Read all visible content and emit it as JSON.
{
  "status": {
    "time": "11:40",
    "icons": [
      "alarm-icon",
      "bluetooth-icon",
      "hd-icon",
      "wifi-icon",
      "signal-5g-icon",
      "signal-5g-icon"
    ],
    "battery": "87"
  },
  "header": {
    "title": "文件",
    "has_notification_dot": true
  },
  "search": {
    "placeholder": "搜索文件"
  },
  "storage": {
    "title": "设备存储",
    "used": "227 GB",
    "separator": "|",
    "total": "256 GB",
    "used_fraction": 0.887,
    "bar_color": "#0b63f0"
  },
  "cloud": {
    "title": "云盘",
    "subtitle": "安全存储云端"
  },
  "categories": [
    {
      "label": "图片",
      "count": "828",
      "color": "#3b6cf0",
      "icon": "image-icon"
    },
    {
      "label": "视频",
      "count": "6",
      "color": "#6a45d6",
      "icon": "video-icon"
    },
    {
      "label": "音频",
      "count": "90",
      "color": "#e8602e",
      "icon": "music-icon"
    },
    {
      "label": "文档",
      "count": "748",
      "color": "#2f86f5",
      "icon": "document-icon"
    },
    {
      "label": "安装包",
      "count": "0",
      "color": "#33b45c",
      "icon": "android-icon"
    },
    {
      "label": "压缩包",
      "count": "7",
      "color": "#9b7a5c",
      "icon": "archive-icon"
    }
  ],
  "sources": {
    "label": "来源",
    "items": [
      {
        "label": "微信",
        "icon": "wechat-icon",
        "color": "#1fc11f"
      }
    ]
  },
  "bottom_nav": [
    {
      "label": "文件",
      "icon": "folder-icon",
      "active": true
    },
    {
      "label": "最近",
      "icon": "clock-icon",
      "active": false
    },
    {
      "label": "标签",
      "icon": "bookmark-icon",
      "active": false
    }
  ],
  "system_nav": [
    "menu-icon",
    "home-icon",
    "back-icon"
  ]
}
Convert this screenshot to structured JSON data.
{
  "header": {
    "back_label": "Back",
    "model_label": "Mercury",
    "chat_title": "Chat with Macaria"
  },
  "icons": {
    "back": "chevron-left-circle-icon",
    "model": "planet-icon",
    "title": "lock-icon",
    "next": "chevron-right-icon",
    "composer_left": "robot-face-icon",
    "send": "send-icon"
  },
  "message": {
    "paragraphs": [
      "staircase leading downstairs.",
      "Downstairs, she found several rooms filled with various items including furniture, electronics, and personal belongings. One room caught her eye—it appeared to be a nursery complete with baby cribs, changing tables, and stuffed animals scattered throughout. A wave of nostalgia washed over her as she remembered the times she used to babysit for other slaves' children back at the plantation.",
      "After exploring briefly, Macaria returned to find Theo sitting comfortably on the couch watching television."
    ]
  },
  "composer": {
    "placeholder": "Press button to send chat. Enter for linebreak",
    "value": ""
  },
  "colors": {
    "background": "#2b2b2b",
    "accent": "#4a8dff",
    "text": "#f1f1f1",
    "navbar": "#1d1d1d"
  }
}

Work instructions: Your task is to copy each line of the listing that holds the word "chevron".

Reply to the exercise:
    "back": "chevron-left-circle-icon",
    "next": "chevron-right-icon",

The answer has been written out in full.